declined as strong adjectives.
RELATIVE: ƀe, sēƀe > sē is
inflected according to gender,
number, case, whereas ƀe
19. 5. OE Verbal Grammatical CategoriesNumber (Sg, Pl)
Person (1st, 2nd, 3rd with no person distinctions in
Tense (Present, Past, the future is expressed by
Mood (Indicative to state an action as real,
Imperative expresses order, request and wish,
Subjunctive to express an action that is merely
NO grammatical category of voice. Passive
meaning is rendered by free word combinations.
20. (A) STRONG VERBSdivided into 7 classes according to vowel
now are called irregular
22. (B) WEAK VERBSWhile there were 4 classes of Weak Verbs in
Gothic, in OE there were 3
Every weak verb is characterized by 3 forms:
infinitive, past tense and Participle II
the Past Plural can be derived from the Past
Singular by replacing the e ending of the
Singular by the on ending of the Plural
The stem of the Participle II is always
identical with that of the Past tense.
These originally had the suffix *ōja in the infinitive and -ō- in
In OE o has been preserved in
the past tense and PII and has
been changed into a in some
forms of the present tense
The infinitive suffix *-ōja has
been reduced to i, the Infinitive of
these verbs ends in ian.
(The absence of mutation in the
Infinitive is due to the fact that
the i (from *-ōja appeared at the
time when the process of
mutation was over)
the suffix of the past and
the PII is joined on to the
26. (C) Preterite-Present VerbsHistorically, Preterite-Present Verbs are strong
PP Verbs are verbs in which Past Sg is
reconsidered as Present and the new Past form is
built with the help of the dental suffix
28. (D) Anomalous Verbs
29. + be̅on ‘to be’ suppletive paradigmThe modern forms of this verb – both past and present –
seem to follow no discernible pattern whatsoever, because
they derive from four historically unrelated verbs
Eom, is and sindon/sind/sint forms ultimately derive from a
PIE root *es- (with the forms *esmi, *esti, *senti)
Eart comes from another PIE root *er-, meaning ‘arise’
Be̅o/ bist/ bið/ be̅oð from *bheu- which meant ‘become’
The preterite forms are derived from OE wesan.
30. 6. Syncretism & Its Impact on Language Development6. Syncretism & Its Impact
on Language Development
syncretism is the identity of form of distinct morphological forms of a
word.

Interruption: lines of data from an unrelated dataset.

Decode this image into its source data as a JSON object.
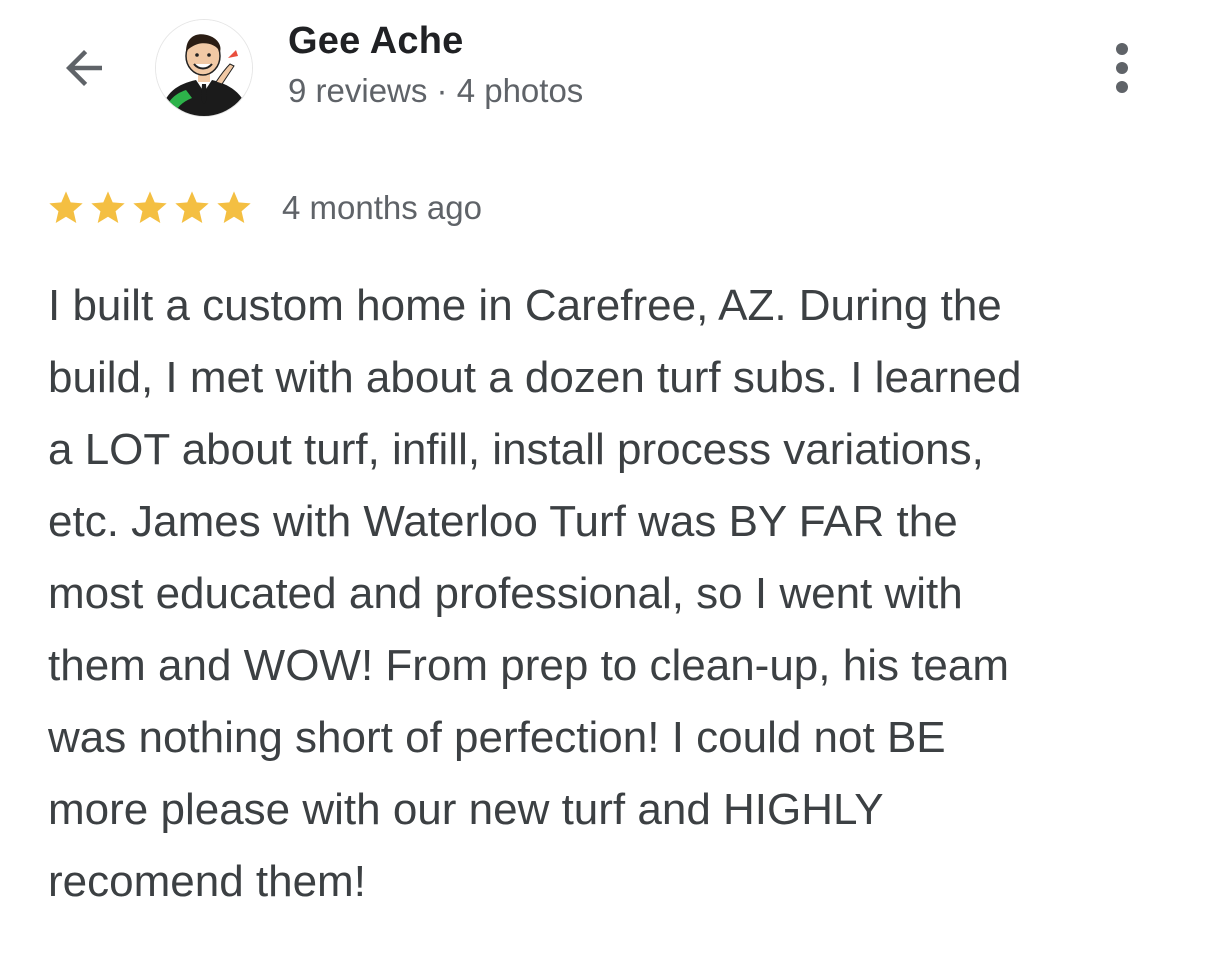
{
  "header": {
    "back_icon": "arrow-back-icon",
    "reviewer_name": "Gee Ache",
    "reviewer_meta": "9 reviews · 4 photos",
    "more_icon": "more-vert-icon"
  },
  "review": {
    "rating": 5,
    "rating_max": 5,
    "star_color": "#f4bf42",
    "time_ago": "4 months ago",
    "text_lines": [
      "I built a custom home in Carefree, AZ. During the",
      "build, I met with about a dozen turf subs. I learned",
      "a LOT about turf, infill, install process variations,",
      "etc. James with Waterloo Turf was BY FAR the",
      "most educated and professional, so I went with",
      "them and WOW! From prep to clean-up, his team",
      "was nothing short of perfection! I could not BE",
      "more please with our new turf and HIGHLY",
      "recomend them!"
    ]
  }
}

Can arise through either phonological or morphological change
phonological change: forms that were originally distinct come to be
pronounced identically, so that their distinctness is lost.
morphological change: one form simply stops being used and is replaced by
This fact eventually lead to gradual disappearance of those forms which
due to the specificity of the stress, which was falling on the 1st syllable of
the root, thus making the endings often misheard and ‘swallowed’
By the end of the OE period the complex system of inflections started to
With the arrival of Danes and Normans to Britain, OE started to get
influenced by their languages
These factors combined resulted in the end of the OE Period of ‘Full
Endings’ and the beginning of the Middle English (ME) Period of socalled ‘Leveled Endings’